The sublimation curve represents the equilibrium stage between the solid and gas phase.

The triple point is a point on the graph where all the three states coexist and is unique for every component. If α and β are any two phases in which a component can exist, by using the first and second law of thermodynamics, the slope of any of the curves in figure 1 can be represented by(1)

Where P and T are the pressure and temperature of the component, respectively. ΔS and ΔV are the changes in molar entropy and molar volume, respectively of the component when it changes its phase from α to β at equilibrium.

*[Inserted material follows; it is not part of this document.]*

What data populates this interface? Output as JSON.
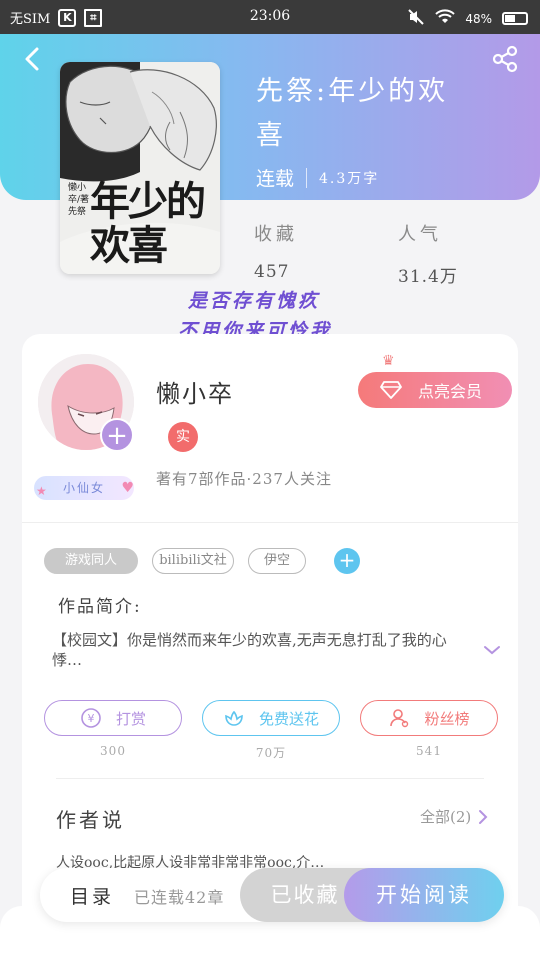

Equation (1) can also be written as

(2)

The above is referred to as a Clausius Clapeyron equation. The vapor pressure in equilibrium refers to the number of molecules evaporating is equal to the number of molecules condensing on the water surface. According to Gibbs phase rule about multi-component systems, the number of intensive degrees of freedom in a non-reactive multi-component system, F at equilibrium, is given by

(3)

Where C is the number of non-reactive components in a system and n is the number of phases.

For example, there are two intensive degrees of freedom for two-component and two-phase systems, namely either temperature, pressure, or mole fraction. In other words, in the case of a two-component and two-phase system at equilibrium, there are only two intensive variables needed to determine the thermodynamic state of the system.

There are four kinds of equilibrium studied in detail are

- Liquid-vapor
- Liquid-liquid
- Solid-liquid
- Solid-solid (alloys or allotropic forms)

An increase in the number of components, chemical reactions, surfactants, and deviation from ideal behavior causes the enhanced complexity of phase diagrams. Here, we have discussed a special case of vapor-liquid equilibrium commonly used in distilleries, i.e., ethanol-water mixtures.

Raoult’s law states that partial vapor pressure exerted by a component in an ideal solution is the product of its mole fraction and vapor pressure of a pure component. Thereby, total vapor pressure exerted by an ideal solution with k components, P is given by

(4)

Where pi is the vapor pressure of the pure component and xi is the respective mole fraction. For instance, if in a brine solution (two-component mixture), one component(common salt) has negligible vapor at the specified temperature. The mixture’s vapor pressure is simply a product of the mole fraction of water and vapor pressure of water at the specified temperature.

Raoult’s law is only valid for ideal solutions, assuming no intermolecular interaction between components. In most cases dealt with in industries, ideal solutions are uncommon. Modified Raoult’s law is used for non-ideal solutions(J.M. Smith, 2005); accordingly, the total pressure exerted, P is expressed as

(5)Figure 2 shows the phase diagram for ethanol-water mixtures(Dortmund Data Bank). Similar graphs are used in distilleries to calculate the desired temperatures for specific outlet compositions. It contains a vapor curve and a liquid curve that is used to estimate the vapor or liquid compositions. The vapor curve is also called the dew point curve, while the liquid curve is called the bubble point curve.

Interestingly, the curves meet each other at their lowest point, suggesting that if the electric boiler heater boils the ethanol-water mixture further, it will have the same composition in the vapor phase. Therefore, the maximum ethanol concentration obtained by a simple distillation process in an ethanol-water mixture would be 95.5%.

These mixtures have the lowest and highest boiling points on the phase diagram. They cannot be purified further and are called Azeotropes.

Azeotropes have higher or lower boiling points than their constituent components, depending on whether the mixtures have a positive or negative deviation from Raoult’s law, respectively.

In the case of three-component or three-phase systems, triangular graphs with three endpoints of the triangle represent the three pure components (phases).

Dortmund Data Bank.

J.M. Smith, H. V. (2005). Introduction to Chemical Engineering Thermodynamics. New York: McGraw Hill.

Lue, L. (2009). Chemical Thermodynamics. Leo Lue & Ventus publishing APS.